It was not until the American Resolution that this began to be dimly realized by a few prescient thinkers. It is by no means so fully realized even now that a clear and thorough-going statement of it has not somewhat an air of novelty. When the highly-civilized community, representing the ripest political ideas of England, was planted in America, removed from the manifold and complicated checks we have just been studying in the history of the Old World, the growth was portentously rapid and steady.
The rate must nevertheless continue to be very great, in the absence of such causes as formerly retarded the growth of population in Europe. Our modern wars are hideous enough, no doubt, but they are short. They are settled with a few heavy blows, and the loss of life and property occasioned by them is but trifling when compared with the awful ruin and desolation wrought by the perpetual and protracted contests of antiquity and of the Middle Ages. Chronic warfare, both private and public, periodic famines, and sweeping pestilences like the Black Death,—these were the things which formerly shortened human life and kept down population.

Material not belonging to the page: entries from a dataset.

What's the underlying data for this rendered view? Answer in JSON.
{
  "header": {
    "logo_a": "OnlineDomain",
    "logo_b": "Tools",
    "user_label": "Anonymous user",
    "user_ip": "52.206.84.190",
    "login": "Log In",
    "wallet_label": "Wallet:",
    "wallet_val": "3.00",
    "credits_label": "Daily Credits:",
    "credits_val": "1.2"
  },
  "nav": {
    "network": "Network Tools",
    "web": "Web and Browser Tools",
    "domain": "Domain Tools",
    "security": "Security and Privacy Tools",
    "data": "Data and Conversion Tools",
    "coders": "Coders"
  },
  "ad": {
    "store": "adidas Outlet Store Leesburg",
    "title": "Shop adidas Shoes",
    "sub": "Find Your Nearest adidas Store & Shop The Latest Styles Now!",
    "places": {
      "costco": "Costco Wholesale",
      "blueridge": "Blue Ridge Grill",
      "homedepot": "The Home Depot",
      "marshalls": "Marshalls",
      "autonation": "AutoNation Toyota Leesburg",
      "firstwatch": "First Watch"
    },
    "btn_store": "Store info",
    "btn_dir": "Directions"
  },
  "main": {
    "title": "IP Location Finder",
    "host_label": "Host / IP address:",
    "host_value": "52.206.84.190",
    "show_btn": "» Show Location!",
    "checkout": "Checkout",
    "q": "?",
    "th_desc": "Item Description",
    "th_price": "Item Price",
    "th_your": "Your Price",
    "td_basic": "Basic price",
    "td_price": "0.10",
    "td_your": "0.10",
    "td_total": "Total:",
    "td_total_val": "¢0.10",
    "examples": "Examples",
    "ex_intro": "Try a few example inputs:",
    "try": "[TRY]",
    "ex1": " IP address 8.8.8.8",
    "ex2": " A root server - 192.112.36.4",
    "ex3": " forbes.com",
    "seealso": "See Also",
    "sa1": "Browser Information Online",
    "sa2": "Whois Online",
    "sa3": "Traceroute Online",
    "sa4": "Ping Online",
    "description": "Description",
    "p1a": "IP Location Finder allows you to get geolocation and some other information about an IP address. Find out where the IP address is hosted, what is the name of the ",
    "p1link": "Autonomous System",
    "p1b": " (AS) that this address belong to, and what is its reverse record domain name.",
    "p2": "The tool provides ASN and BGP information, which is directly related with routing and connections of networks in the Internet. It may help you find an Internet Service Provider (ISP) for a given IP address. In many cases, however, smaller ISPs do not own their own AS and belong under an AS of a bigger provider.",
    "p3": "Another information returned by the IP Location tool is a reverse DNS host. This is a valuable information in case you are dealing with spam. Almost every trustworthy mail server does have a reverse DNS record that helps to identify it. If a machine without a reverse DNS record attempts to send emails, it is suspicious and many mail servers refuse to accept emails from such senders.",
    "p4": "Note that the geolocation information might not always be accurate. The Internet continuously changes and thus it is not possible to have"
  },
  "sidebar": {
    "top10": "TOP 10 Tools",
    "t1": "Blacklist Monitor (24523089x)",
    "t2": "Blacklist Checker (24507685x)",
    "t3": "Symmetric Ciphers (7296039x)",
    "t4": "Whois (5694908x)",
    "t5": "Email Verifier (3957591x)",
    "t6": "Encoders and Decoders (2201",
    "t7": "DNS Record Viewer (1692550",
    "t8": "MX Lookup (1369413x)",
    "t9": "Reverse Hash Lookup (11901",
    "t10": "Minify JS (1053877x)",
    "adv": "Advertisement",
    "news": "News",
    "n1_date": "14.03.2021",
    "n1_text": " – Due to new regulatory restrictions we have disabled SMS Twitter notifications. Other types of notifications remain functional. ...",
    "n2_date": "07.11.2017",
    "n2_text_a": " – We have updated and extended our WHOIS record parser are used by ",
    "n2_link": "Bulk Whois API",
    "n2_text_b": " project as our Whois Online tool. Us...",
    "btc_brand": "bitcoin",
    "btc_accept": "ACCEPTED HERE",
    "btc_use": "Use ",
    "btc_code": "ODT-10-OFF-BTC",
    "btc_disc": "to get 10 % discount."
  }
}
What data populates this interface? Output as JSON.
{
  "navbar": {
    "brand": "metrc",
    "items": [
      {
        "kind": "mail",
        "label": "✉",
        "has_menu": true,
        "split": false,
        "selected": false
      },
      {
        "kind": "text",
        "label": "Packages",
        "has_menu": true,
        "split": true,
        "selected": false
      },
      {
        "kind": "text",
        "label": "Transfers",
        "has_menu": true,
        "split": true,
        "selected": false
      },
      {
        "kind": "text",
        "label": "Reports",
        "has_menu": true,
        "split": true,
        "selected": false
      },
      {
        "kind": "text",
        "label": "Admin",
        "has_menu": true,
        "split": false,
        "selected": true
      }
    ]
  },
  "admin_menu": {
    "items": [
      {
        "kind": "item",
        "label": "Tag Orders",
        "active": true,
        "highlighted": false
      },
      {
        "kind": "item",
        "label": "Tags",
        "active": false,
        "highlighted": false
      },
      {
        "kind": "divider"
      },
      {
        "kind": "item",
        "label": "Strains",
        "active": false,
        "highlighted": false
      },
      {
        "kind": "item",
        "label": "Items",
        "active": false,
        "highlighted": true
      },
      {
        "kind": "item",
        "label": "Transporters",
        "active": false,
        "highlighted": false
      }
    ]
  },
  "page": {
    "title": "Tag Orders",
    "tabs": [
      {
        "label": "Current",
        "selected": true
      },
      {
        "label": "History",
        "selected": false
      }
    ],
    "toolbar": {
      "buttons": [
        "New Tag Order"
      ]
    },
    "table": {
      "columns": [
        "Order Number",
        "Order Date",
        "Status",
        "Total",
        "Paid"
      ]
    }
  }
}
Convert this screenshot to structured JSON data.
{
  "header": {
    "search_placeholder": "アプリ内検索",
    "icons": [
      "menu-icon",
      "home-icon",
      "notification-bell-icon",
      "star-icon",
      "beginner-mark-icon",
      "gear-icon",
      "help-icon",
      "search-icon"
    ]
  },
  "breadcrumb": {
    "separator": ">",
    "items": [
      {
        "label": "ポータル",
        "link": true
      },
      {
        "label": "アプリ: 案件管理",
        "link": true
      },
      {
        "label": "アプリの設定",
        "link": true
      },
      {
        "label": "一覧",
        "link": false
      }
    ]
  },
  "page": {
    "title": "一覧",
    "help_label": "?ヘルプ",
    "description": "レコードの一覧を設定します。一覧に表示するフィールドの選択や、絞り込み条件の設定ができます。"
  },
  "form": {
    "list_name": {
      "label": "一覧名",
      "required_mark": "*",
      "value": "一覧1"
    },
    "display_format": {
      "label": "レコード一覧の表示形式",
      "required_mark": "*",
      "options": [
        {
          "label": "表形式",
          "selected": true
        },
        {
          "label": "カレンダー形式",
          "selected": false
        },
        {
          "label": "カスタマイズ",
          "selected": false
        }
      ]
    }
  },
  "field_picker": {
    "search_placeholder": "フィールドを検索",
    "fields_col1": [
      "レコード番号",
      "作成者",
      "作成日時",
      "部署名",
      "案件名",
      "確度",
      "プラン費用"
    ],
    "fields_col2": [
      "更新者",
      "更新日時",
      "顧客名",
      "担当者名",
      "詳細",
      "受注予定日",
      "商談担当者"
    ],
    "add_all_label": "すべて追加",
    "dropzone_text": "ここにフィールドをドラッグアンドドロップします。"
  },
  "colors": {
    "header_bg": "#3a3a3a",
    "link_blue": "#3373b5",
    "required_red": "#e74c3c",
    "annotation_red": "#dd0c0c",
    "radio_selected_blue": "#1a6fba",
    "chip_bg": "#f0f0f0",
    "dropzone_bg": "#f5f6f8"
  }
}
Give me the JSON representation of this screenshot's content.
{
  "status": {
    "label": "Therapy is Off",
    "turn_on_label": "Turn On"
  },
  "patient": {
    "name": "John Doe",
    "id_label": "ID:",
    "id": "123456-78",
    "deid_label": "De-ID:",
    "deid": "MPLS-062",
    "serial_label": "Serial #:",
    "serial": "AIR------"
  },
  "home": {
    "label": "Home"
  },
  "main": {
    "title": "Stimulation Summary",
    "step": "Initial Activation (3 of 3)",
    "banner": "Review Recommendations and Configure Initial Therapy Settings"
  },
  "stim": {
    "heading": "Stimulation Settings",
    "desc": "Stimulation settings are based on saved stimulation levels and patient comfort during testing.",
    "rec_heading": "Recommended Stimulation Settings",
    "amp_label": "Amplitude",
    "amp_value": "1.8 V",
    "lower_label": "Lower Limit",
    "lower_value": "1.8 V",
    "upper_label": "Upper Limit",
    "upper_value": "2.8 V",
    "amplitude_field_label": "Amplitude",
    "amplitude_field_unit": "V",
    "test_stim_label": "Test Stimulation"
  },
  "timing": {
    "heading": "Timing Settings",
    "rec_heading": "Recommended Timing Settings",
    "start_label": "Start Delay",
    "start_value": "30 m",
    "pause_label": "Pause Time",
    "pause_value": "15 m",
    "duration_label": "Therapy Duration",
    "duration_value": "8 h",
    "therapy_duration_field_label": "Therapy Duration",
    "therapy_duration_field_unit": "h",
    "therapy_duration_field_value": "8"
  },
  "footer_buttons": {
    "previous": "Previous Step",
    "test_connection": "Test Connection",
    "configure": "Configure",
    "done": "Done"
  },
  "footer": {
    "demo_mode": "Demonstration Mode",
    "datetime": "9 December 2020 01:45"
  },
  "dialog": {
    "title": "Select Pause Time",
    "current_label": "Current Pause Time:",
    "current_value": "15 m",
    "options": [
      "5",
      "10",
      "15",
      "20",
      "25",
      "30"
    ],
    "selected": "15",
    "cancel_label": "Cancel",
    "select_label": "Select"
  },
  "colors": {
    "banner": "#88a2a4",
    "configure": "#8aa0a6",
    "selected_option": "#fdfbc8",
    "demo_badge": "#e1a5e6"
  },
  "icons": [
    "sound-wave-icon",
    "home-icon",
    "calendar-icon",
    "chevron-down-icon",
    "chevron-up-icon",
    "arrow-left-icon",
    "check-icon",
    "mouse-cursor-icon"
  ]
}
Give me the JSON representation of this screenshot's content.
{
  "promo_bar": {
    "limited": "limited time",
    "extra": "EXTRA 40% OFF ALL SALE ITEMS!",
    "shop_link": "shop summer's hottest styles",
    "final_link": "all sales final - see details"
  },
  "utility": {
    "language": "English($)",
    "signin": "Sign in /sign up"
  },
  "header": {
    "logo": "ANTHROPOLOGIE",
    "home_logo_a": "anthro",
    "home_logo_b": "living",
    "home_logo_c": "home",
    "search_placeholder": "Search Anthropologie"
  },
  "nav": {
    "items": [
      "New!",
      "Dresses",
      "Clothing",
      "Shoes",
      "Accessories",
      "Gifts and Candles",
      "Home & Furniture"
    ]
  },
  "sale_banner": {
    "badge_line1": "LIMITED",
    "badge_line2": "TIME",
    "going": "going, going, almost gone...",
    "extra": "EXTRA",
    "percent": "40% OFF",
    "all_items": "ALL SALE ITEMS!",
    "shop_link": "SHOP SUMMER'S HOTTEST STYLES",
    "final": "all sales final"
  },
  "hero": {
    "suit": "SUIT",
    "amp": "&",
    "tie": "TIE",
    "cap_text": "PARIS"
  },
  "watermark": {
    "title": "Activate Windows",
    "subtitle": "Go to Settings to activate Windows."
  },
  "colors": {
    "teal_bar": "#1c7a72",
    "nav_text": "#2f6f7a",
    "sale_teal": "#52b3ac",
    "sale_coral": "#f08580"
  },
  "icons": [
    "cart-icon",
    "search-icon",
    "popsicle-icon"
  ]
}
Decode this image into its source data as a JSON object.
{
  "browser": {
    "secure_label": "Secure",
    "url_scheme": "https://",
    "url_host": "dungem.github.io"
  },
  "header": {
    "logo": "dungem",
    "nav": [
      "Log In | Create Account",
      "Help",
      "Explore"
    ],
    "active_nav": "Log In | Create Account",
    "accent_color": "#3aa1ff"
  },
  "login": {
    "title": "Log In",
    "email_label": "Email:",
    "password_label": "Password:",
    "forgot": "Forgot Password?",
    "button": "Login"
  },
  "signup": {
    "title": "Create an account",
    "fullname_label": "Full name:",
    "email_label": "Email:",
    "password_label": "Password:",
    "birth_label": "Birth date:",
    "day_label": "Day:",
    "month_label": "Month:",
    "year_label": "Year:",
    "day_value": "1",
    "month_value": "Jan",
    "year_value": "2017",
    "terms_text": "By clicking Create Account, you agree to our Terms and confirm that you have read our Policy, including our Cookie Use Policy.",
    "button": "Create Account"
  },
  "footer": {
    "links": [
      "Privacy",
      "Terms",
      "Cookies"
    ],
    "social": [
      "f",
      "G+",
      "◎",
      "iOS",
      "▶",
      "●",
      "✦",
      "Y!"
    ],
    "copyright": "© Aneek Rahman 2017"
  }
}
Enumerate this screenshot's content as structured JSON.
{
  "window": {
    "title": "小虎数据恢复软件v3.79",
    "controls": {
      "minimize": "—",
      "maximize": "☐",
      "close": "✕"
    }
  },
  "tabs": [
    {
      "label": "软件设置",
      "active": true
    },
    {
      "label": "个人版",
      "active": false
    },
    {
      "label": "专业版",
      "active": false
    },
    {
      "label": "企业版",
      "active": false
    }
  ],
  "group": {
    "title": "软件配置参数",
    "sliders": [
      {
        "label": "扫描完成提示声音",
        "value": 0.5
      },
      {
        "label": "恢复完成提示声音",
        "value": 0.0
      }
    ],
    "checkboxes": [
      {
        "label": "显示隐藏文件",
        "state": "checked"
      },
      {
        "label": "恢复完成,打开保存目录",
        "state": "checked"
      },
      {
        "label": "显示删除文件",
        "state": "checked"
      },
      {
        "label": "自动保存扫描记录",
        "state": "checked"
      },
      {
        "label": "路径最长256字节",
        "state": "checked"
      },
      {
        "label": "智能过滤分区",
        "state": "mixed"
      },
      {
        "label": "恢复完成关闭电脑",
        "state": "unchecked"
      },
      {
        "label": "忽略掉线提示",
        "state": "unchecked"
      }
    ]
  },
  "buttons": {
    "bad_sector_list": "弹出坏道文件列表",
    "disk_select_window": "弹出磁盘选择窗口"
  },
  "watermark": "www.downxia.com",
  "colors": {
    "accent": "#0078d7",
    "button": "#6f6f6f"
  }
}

But in the fifteenth century the League won by force of arms a small bit of Italian territory about Lake Lugano, and in the sixteenth the powerful city of Bern annexed the Burgundian bishopric of Lausanne and rescued the free city of Geneva from the clutches of the Duke of Savoy. Other Burgundian possessions of Savoy were seized by the canton of Freiburg; and after awhile all these subjects and allies were admitted on equal terms into the confederation. The result is that modern Switzerland is made up of what might seem to be most discordant and unmanageable elements.
American political ideas viewed from the standpoint of universal history: Three lectures delivered at the Royal institution of Great Britain in May, 1880, by John Fiske